The Nebraska Passport 2019 App has added the Clayton Museum to the list of interesting places to visit in Nebraska.
A few years ago a historical artifacts collector by the name of Foster Stanback made arrangements to build a museum at York College in York, Nebraska. The purpose was so that the general public could enjoy seeing the items in the Stanback collection. John Clayton and Foster Stanback have a long history together, and to honor that relationship Foster named it the Clayton Museum of Ancient History.
The museum is not only informative and educational, but the design of the museum and the quality of the exhibits is exceptional. The museum is devoted to the history of the ancient middle east and the Roman Empire. Since the museum opened, it has added a children’s interactive section. Young people and adults from all over come to the museum to learn and to be strengthened in their faith and knowledge of Old and New Testament history.
More than 10,000 people have visited the museum.The number of visitors will increase in 2019 because the Nebraska State Tourism Commission has selected the Clayton Museum of Ancient History as a Nebraska Passport Site for the Nebraska Passport 2019 app.
Foster Stanback is a collector of artifacts of historical significance. In 2015 he established a museum in York Nebraska to house many of those artifacts. Because of our long association with Foster, he honored our work together by naming it the Clayton Museum of Ancient History.
The Clayton Museum houses an amazing collection of items from the time of Christ and earlier. The museum focuses on ancient Mesopotamia and the Roman Empire. The oldest artifacts are an Egyptian mace head and an ax head, both approximately 5000 years old. You can see a 3500-year-old Egyptian toolkit comparable to what was used at the time the Israelites were slaves in Egypt.
The Roman collection from the first to third centuries is especially impressive since it includes everything from personal grooming items to weapons of war. You can see an authentic Roman gladius (sword), a Roman soldier’s helmet, and pieces of armor. A reconstructed Roman onager (a type of catapult) stands near the center of the museum. The displays help us to understand the conditions and way of life that existed in Biblical times and during the time of Christ.
The Clayton Museum of Ancient History in York, Nebraska, has a problem that all of us need to be aware of. That museum houses Foster Standback’s collections of ancient artifacts from Palestine and the Roman world from the time of Jesus.
The problem is that there is a huge market for ancient things that can bring massive profits to those who sell them. This has resulted in looting, black market selling, the making of fakes, and damage to archaeological sites. UNESCO is the United National Educational, Scientific and Cultural Organization. In 1970 UNESCO established a Convention on the Means of Prohibiting and Preventing the Illicit Import, Export, and Transfer of Ownership of Cultural Property. In 1972 the nations of the world agreed not to trade in illicit cultural heritage objects.
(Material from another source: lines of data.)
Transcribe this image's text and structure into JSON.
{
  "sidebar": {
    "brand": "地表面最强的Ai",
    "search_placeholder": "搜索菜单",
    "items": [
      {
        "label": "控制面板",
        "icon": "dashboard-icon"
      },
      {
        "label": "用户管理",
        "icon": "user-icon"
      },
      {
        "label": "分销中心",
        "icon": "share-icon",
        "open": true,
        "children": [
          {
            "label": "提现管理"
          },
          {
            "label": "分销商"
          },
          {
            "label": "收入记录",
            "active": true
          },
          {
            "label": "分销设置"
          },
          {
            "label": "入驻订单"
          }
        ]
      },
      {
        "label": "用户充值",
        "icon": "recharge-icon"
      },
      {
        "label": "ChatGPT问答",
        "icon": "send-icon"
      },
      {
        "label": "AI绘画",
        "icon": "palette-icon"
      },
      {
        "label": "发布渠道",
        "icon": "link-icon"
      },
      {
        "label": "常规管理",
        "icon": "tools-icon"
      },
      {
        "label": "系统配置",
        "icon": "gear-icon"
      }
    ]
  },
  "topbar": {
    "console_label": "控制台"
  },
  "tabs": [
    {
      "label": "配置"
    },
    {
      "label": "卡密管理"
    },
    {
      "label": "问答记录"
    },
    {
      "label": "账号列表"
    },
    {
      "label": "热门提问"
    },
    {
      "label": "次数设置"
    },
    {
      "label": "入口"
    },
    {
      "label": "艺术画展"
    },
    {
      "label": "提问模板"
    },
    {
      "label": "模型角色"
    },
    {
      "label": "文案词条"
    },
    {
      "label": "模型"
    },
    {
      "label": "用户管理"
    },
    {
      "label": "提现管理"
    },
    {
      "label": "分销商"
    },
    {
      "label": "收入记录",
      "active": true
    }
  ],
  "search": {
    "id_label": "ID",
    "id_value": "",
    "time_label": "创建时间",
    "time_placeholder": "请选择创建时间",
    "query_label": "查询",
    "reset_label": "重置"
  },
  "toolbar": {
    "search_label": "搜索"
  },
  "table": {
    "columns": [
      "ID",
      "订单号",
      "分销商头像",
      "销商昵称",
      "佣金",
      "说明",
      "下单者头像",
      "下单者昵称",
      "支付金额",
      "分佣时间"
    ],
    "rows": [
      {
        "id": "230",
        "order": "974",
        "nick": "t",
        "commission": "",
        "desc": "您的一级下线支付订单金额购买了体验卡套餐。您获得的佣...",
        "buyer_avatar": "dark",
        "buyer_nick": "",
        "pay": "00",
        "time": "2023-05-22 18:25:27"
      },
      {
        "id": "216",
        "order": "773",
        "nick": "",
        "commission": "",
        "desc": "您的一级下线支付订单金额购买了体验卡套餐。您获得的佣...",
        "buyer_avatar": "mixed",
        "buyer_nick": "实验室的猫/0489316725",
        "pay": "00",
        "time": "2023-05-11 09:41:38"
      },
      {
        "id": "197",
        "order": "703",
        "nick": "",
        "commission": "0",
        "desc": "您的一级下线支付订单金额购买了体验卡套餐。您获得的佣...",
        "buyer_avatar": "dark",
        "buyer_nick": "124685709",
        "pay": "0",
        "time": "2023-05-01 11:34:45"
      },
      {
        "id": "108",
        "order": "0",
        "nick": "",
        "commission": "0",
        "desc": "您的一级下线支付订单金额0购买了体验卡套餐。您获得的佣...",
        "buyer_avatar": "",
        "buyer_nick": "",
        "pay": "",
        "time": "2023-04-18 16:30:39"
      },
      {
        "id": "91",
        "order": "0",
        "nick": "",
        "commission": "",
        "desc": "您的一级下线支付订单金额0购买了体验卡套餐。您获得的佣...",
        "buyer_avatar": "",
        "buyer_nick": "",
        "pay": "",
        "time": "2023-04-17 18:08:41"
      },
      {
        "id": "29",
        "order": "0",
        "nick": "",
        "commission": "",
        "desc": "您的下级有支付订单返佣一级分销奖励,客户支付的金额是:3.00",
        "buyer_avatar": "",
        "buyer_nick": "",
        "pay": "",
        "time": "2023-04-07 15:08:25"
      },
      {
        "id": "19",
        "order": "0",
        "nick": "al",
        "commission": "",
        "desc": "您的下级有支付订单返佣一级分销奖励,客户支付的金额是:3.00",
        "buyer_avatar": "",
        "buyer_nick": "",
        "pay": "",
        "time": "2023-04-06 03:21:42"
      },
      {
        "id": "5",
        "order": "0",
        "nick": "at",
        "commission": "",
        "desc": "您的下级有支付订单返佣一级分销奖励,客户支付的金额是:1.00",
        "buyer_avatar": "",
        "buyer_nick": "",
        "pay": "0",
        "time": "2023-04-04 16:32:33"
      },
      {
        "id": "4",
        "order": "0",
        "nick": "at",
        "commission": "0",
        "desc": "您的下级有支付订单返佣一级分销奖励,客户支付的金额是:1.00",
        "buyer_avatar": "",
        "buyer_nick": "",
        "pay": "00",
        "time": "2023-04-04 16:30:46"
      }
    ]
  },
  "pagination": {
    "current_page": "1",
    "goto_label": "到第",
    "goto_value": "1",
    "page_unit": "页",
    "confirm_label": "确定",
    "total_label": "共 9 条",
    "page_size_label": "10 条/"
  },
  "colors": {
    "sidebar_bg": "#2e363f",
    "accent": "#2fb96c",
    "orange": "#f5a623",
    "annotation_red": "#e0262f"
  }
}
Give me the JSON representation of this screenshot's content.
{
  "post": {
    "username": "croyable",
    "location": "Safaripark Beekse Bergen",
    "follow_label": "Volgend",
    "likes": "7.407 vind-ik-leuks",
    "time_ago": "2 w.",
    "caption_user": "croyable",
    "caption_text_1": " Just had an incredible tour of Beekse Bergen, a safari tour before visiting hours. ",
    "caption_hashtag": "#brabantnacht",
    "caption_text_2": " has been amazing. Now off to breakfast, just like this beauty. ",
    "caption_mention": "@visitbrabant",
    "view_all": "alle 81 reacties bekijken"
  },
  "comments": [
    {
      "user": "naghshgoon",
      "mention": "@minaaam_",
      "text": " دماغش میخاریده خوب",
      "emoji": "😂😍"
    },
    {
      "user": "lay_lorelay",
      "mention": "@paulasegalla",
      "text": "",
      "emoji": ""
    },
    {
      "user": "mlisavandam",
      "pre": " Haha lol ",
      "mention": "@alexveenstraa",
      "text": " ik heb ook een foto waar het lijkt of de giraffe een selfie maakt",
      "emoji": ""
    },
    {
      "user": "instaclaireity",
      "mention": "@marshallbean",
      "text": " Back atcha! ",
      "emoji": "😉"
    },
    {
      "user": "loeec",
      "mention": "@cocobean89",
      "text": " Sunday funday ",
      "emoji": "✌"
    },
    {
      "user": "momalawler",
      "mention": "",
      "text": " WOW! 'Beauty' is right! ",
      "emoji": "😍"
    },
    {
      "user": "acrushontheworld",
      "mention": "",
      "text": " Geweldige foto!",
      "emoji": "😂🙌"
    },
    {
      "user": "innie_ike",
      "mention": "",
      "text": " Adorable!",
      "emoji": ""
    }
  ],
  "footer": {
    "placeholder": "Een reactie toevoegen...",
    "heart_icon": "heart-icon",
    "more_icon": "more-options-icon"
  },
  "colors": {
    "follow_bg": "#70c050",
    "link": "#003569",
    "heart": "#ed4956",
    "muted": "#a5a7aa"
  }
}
The reason for this agreement is not only to stop criminal acts but also to keep ancient artifacts in their context. Once the archaeological context of an object is lost, it is worth far less academically, as it can no longer tell us anything about the people who made it. The goal is to allow scholars to gain as much information as they can about the objects in their context. The archaeological evidence can contribute to our understanding of the past.